Despite the FDA’s best efforts, device approvals crash
Regulatory intervention having limited impact on fostering innovation.
Over the past year or so, the FDA has introduced reforms of the various medical device approvals processes to make them more efficient. These changes do not seem to have had much of an effect. Just 15 first-time premarket approvals have been granted by the agency in the first half of 2018, down sharply from 24 this time last year (see analyses below).
The silver lining here is that the route used for innovative devices that pose a lower risk to patients, known as de novo clearance, is seeing a lot more action. So far this year 19 devices have reached the US market via this route, showing its enormous popularity since the FDA changed the rules in 2012 to make it simpler for companies to use.
It was surely going to be hard for the FDA to maintain the scorching pace of medical device approvals it has set over the past few years, despite its attempts, and the rate has indeed slowed. If the second half of the year sees the agency approve devices at the same rate as the first, the industry can expect 32 PMAs and humanitarian device exemptions (HDEs) in 2018 – the lowest annual total since 2013.
Both PMAs and HDEs are awarded to high-risk devices, which the FDA designated class III. HDEs can only be given to devices intended for conditions affecting fewer than 8,000 patients per year in the US. To reflect the difficulty of carrying out clinical trials for these disorders, there is a lower burden of proof of effectiveness.
It is hard to say what is behind this drop in class III approvals. No major changes to regulatory processes that would make it harder to register devices have been implemented – indeed the converse is true, with the FDA falling over itself to ease devices’ passage along the various regulatory paths.
In March, for example, it reclassified integrated continuous glucose monitors as moderate risk class II devices, allowing their clearance via the 510(k) route rather than the more stringent, more expensive and slower PMA pathway. This will have had a tiny effect on the approvals numbers, since it enabled the clearance of Dexcom’s G6 iCGM as a de novo, not a PMA.Senseonics’ implantable CGM, however, was kept as a class III product; its PMA came in June.
In May the agency issued an “innovation challenge” aimed at encouraging the development of devices to diagnose or reduce opioid addiction, promising “enhanced interactions” with FDA staff during the development of the proposed product, as well as breakthrough designation without submission of a separate application. Although the initiative is too late to have an effect on H1 approval numbers, it could impact future approvals.
More wide-ranging reforms had been signalled in January, with draft guidance aimed at determining the minimal amount of information necessary for assuring the safety and effectiveness of new devices. This is to allow innovative devices to reach patients more efficiently, the agency said.
These initiatives might make themselves felt in the coming months, of course. So far they seem to have done precious little to aid developers.
At least the agency’s turnaround time for class III devices has not fallen. The 50 PMAs and HDEs granted last year took an average of 13.8 months to come through; this year’s 16 took 14 months on average.
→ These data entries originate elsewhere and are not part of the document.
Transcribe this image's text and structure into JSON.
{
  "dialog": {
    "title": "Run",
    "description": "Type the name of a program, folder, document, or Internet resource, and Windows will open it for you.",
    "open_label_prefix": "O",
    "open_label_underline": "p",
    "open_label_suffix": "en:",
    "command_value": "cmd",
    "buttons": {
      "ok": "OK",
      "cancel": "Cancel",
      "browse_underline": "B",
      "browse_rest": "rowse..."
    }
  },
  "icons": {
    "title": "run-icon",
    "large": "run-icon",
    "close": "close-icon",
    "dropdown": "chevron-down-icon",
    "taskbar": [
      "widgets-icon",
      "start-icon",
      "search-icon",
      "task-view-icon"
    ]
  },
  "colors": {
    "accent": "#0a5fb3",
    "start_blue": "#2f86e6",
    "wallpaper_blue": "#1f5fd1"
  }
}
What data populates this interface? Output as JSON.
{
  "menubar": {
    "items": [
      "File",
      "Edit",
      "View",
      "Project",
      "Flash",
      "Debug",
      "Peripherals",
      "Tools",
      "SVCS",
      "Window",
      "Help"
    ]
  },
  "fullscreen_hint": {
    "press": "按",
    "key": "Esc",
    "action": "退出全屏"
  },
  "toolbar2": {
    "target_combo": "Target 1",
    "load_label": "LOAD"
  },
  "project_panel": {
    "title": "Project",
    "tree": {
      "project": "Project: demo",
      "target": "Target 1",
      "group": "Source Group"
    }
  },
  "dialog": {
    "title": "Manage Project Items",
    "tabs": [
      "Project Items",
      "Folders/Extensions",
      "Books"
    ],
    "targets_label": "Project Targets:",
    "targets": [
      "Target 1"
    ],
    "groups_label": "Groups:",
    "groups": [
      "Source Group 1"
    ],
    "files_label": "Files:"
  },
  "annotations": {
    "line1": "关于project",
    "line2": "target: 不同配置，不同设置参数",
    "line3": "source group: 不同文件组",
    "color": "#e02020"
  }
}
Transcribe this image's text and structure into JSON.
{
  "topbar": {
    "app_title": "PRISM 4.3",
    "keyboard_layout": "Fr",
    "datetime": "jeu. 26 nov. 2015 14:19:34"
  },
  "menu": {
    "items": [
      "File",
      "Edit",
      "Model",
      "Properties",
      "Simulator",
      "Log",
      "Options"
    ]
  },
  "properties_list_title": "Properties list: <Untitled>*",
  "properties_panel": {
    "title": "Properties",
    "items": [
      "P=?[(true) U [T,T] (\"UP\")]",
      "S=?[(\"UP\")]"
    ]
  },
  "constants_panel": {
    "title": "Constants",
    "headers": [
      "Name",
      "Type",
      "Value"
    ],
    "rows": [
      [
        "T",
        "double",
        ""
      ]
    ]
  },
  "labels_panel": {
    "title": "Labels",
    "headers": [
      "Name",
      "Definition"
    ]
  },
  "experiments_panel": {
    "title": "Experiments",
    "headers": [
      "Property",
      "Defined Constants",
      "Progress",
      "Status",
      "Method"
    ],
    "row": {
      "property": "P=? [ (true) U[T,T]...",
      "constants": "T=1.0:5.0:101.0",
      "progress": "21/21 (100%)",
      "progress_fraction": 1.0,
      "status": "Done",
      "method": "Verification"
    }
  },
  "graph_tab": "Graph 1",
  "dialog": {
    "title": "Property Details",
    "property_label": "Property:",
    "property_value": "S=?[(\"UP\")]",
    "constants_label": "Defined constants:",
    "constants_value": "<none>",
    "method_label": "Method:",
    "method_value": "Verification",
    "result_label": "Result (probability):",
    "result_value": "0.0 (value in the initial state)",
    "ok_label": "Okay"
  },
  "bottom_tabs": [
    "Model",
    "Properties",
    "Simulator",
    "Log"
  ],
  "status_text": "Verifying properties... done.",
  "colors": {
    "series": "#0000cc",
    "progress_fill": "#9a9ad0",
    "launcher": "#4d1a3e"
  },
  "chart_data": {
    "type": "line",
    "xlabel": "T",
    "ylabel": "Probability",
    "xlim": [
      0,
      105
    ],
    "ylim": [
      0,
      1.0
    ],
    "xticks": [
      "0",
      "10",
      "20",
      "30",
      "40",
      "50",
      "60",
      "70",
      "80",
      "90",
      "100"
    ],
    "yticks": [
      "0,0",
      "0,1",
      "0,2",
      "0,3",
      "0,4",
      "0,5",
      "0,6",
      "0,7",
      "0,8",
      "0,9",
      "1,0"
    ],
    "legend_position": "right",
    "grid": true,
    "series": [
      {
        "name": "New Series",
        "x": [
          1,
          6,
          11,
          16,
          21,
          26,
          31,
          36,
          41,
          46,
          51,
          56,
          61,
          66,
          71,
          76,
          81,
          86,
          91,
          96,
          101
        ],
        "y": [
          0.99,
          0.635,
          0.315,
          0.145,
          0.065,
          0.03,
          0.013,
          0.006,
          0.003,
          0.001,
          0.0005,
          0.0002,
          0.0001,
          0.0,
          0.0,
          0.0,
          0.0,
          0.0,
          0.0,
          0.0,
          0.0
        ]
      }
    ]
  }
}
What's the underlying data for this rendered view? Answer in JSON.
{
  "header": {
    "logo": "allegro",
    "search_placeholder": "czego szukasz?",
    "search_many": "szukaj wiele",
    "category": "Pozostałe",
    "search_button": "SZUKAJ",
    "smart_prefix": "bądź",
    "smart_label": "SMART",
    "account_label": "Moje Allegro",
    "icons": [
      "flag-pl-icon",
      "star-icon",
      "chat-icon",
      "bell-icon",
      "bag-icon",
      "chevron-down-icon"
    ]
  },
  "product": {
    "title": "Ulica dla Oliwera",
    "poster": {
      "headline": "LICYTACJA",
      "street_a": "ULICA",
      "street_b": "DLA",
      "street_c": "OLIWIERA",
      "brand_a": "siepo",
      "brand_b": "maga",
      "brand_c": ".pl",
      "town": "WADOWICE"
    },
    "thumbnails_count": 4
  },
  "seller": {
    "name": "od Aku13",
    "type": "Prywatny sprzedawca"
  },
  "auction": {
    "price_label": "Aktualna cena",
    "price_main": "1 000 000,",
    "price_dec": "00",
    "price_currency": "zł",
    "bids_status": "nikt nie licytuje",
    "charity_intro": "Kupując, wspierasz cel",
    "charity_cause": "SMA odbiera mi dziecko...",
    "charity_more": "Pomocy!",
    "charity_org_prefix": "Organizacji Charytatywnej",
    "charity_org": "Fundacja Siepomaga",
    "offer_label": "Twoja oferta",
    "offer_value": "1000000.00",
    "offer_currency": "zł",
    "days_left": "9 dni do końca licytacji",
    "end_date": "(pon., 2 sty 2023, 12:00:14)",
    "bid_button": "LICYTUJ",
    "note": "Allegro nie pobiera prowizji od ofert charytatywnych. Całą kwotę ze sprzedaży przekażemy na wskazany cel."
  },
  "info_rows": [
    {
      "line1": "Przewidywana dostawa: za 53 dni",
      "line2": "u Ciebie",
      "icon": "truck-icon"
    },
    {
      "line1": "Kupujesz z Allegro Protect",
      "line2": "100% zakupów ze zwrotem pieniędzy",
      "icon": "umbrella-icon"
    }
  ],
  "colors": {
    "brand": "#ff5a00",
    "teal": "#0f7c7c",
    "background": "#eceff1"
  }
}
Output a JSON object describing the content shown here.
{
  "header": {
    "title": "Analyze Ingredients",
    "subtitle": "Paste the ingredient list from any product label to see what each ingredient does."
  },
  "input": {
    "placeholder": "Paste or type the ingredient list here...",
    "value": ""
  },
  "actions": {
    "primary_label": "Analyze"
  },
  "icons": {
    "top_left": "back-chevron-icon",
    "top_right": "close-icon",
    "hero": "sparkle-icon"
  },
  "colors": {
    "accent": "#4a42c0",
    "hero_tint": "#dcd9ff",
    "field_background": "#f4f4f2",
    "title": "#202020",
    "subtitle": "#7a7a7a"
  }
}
|Average review times of first-time PMAs and
HDEs by therapy area (months)
|EvaluateMedTech classification||2016||2017||H1 2018|
|Anaesthesia & respiratory||-||16.7||14.3|
|In vitro diagnostics||9.8||10.2||13.3|
Note: this includes only the categories in which devices
At more than two years, the approval time for cardiology devices is slower than usual – the six-year average is just 17 months. This is due to the lengthy approval of Angel Medical Systems’ AngelMed Guardian implanted heart monitor system, which took more than three years to get its PMA.
It is not clear whether there is a definite link between the fall in class III approvals and the number of de novos. What is clear is that the number of de novos is increasing; even if the pace slows over the second half it seems likely that the annual total for 2018 will beat last year’s.
Since this is a fairly common-sense approach, allowing low-risk devices to get to patients sooner, this increase is to be celebrated. Provided the FDA does not loosen the rules so far as to allow unsafe products onto the market, it would be good for the device industry to see this trend continue.